To do
Going through the lines below, tally those that include "Правовое", and give only the number.

Supplied entries

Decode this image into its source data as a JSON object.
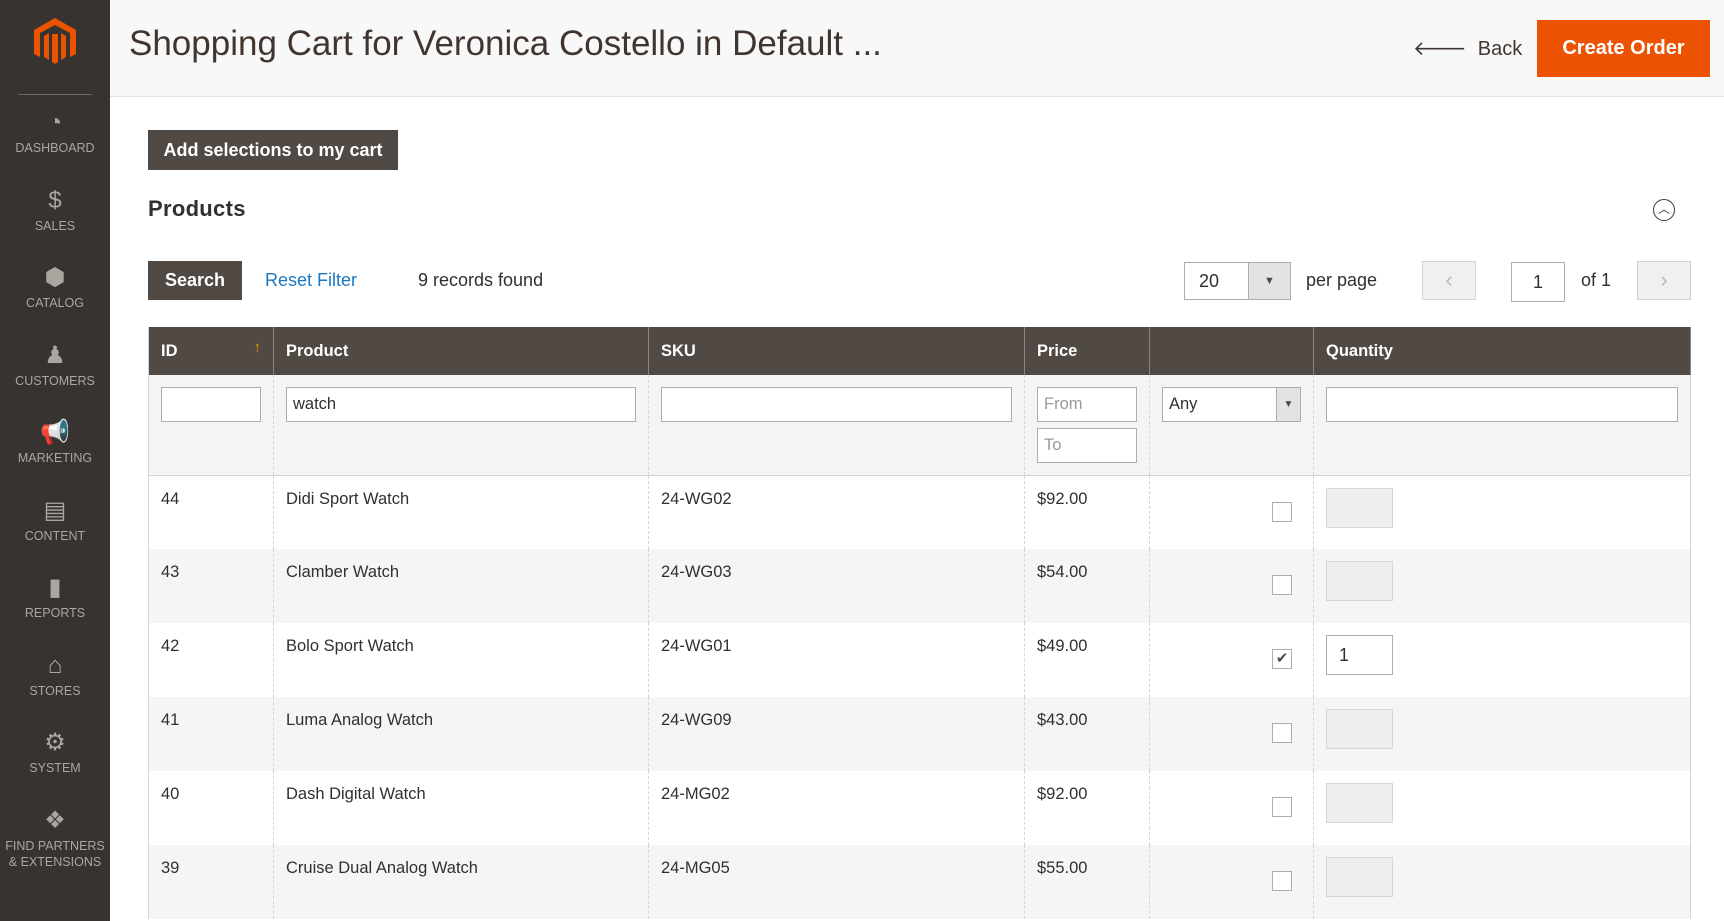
{
  "sidebar": {
    "items": [
      {
        "icon": "dashboard-icon",
        "glyph": "◔",
        "label": "DASHBOARD"
      },
      {
        "icon": "dollar-icon",
        "glyph": "$",
        "label": "SALES"
      },
      {
        "icon": "box-icon",
        "glyph": "⬢",
        "label": "CATALOG"
      },
      {
        "icon": "person-icon",
        "glyph": "♟",
        "label": "CUSTOMERS"
      },
      {
        "icon": "megaphone-icon",
        "glyph": "📢",
        "label": "MARKETING"
      },
      {
        "icon": "layout-icon",
        "glyph": "▤",
        "label": "CONTENT"
      },
      {
        "icon": "bar-chart-icon",
        "glyph": "▮",
        "label": "REPORTS"
      },
      {
        "icon": "store-icon",
        "glyph": "⌂",
        "label": "STORES"
      },
      {
        "icon": "gear-icon",
        "glyph": "⚙",
        "label": "SYSTEM"
      },
      {
        "icon": "blocks-icon",
        "glyph": "❖",
        "label": "FIND PARTNERS & EXTENSIONS"
      }
    ]
  },
  "header": {
    "title": "Shopping Cart for Veronica Costello in Default ...",
    "back_label": "Back",
    "create_label": "Create Order"
  },
  "actions": {
    "add_selections": "Add selections to my cart"
  },
  "section": {
    "title": "Products"
  },
  "toolbar": {
    "search": "Search",
    "reset": "Reset Filter",
    "records": "9 records found",
    "per_page_value": "20",
    "per_page_label": "per page",
    "page": "1",
    "of_pages": "of 1"
  },
  "table": {
    "columns": [
      "ID",
      "Product",
      "SKU",
      "Price",
      "",
      "Quantity"
    ],
    "filters": {
      "id": "",
      "product": "watch",
      "sku": "",
      "price_from_ph": "From",
      "price_to_ph": "To",
      "select": "Any",
      "quantity": ""
    },
    "rows": [
      {
        "id": "44",
        "product": "Didi Sport Watch",
        "sku": "24-WG02",
        "price": "$92.00",
        "checked": false,
        "qty": ""
      },
      {
        "id": "43",
        "product": "Clamber Watch",
        "sku": "24-WG03",
        "price": "$54.00",
        "checked": false,
        "qty": ""
      },
      {
        "id": "42",
        "product": "Bolo Sport Watch",
        "sku": "24-WG01",
        "price": "$49.00",
        "checked": true,
        "qty": "1"
      },
      {
        "id": "41",
        "product": "Luma Analog Watch",
        "sku": "24-WG09",
        "price": "$43.00",
        "checked": false,
        "qty": ""
      },
      {
        "id": "40",
        "product": "Dash Digital Watch",
        "sku": "24-MG02",
        "price": "$92.00",
        "checked": false,
        "qty": ""
      },
      {
        "id": "39",
        "product": "Cruise Dual Analog Watch",
        "sku": "24-MG05",
        "price": "$55.00",
        "checked": false,
        "qty": ""
      }
    ]
  },
  "colors": {
    "accent": "#eb5202",
    "dark": "#514943",
    "sidebar": "#373330",
    "link": "#1979c3"
  }
}
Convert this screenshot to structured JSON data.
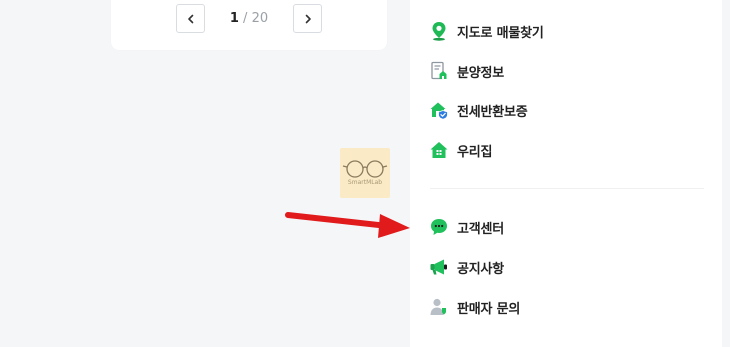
{
  "pagination": {
    "prev_icon": "chevron-left-icon",
    "next_icon": "chevron-right-icon",
    "current_page": "1",
    "separator_total": " / 20"
  },
  "watermark": {
    "text": "SmartMLab"
  },
  "menu": {
    "items": [
      {
        "label": "지도로 매물찾기",
        "icon": "map-pin-icon"
      },
      {
        "label": "분양정보",
        "icon": "building-doc-icon"
      },
      {
        "label": "전세반환보증",
        "icon": "house-shield-icon"
      },
      {
        "label": "우리집",
        "icon": "house-icon"
      },
      {
        "label": "고객센터",
        "icon": "chat-bubble-icon"
      },
      {
        "label": "공지사항",
        "icon": "megaphone-icon"
      },
      {
        "label": "판매자 문의",
        "icon": "seller-person-icon"
      }
    ]
  },
  "colors": {
    "accent_green": "#20c05c",
    "arrow_red": "#e11b1b",
    "background": "#f5f6f8"
  }
}
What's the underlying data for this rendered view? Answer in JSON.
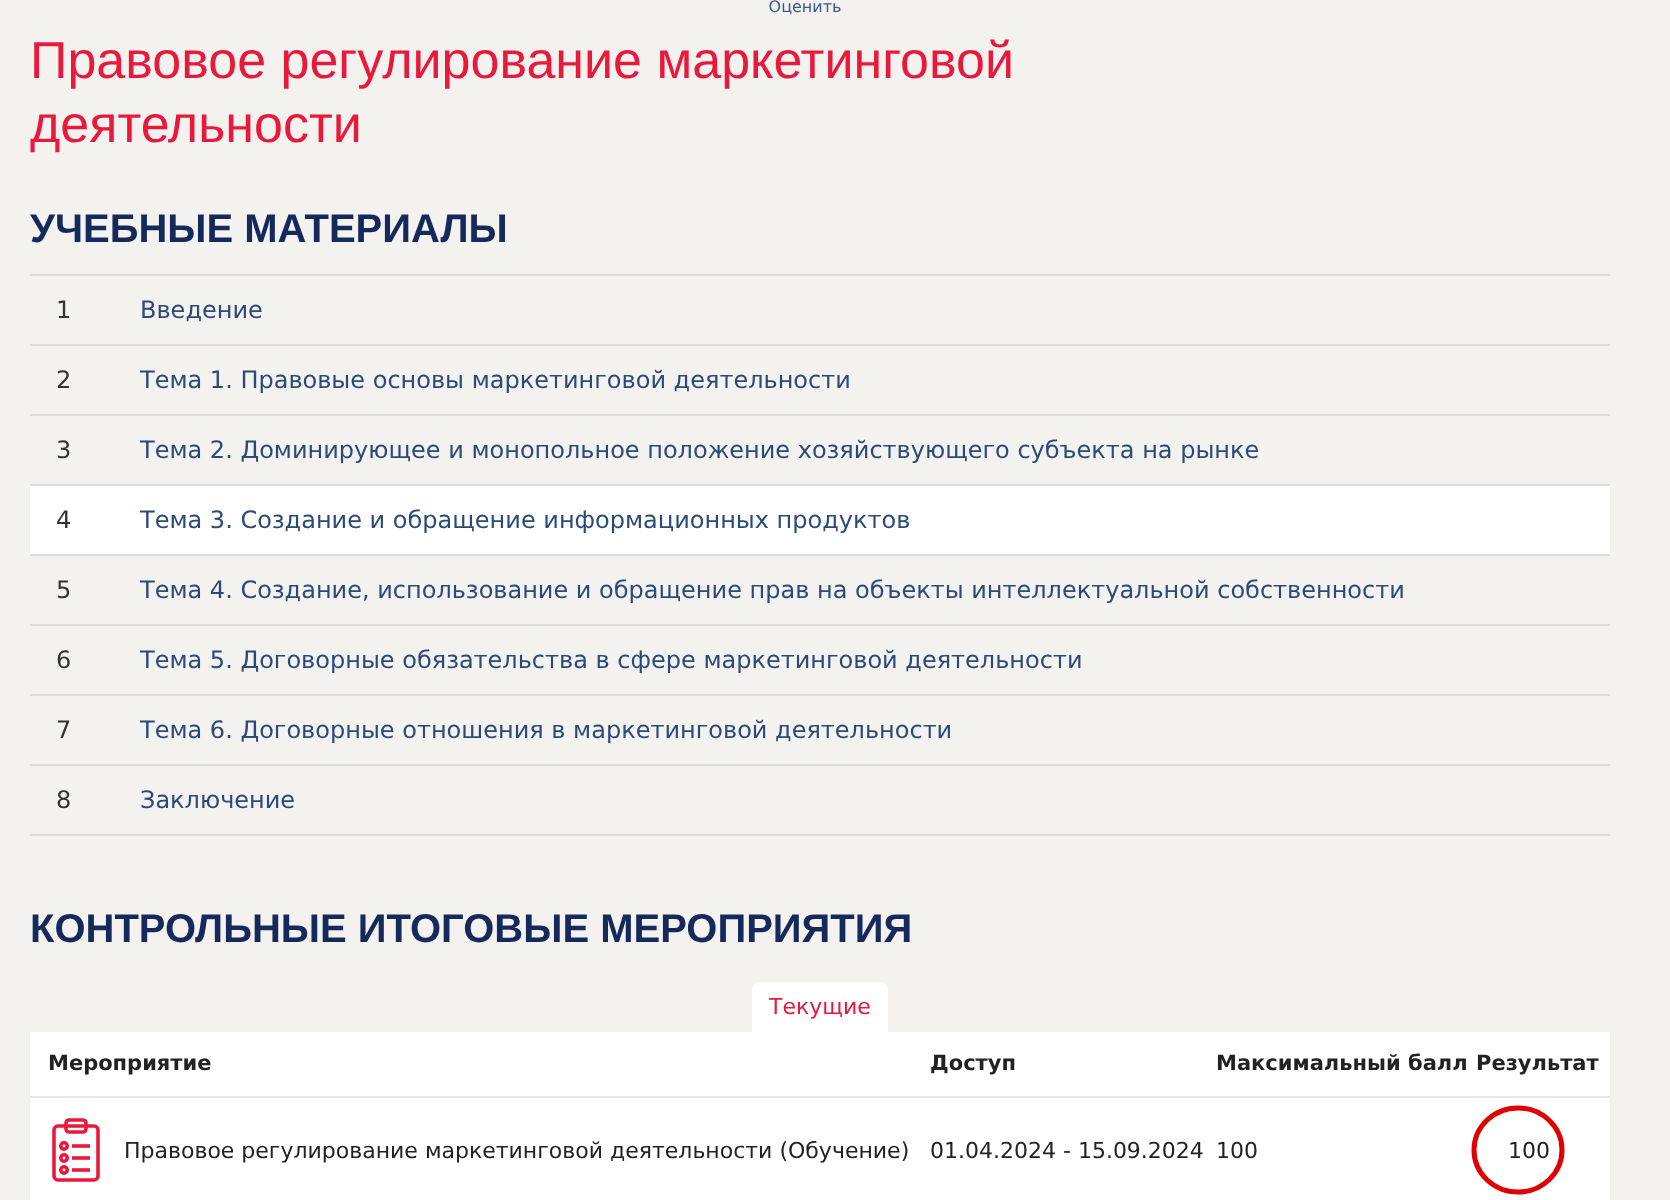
{
  "top_link": "Оценить",
  "title": "Правовое регулирование маркетинговой деятельности",
  "materials": {
    "heading": "УЧЕБНЫЕ МАТЕРИАЛЫ",
    "items": [
      {
        "number": "1",
        "label": "Введение",
        "selected": false
      },
      {
        "number": "2",
        "label": "Тема 1. Правовые основы маркетинговой деятельности",
        "selected": false
      },
      {
        "number": "3",
        "label": "Тема 2. Доминирующее и монопольное положение хозяйствующего субъекта на рынке",
        "selected": false
      },
      {
        "number": "4",
        "label": "Тема 3. Создание и обращение информационных продуктов",
        "selected": true
      },
      {
        "number": "5",
        "label": "Тема 4. Создание, использование и обращение прав на объекты интеллектуальной собственности",
        "selected": false
      },
      {
        "number": "6",
        "label": "Тема 5. Договорные обязательства в сфере маркетинговой деятельности",
        "selected": false
      },
      {
        "number": "7",
        "label": "Тема 6. Договорные отношения в маркетинговой деятельности",
        "selected": false
      },
      {
        "number": "8",
        "label": "Заключение",
        "selected": false
      }
    ]
  },
  "events": {
    "heading": "КОНТРОЛЬНЫЕ ИТОГОВЫЕ МЕРОПРИЯТИЯ",
    "tabs": [
      {
        "label": "Текущие",
        "selected": true
      }
    ],
    "columns": [
      "Мероприятие",
      "Доступ",
      "Максимальный балл",
      "Результат"
    ],
    "rows": [
      {
        "name": "Правовое регулирование маркетинговой деятельности (Обучение)",
        "access": "01.04.2024 - 15.09.2024",
        "max_score": "100",
        "result": "100",
        "circled": true
      }
    ]
  }
}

Response box
2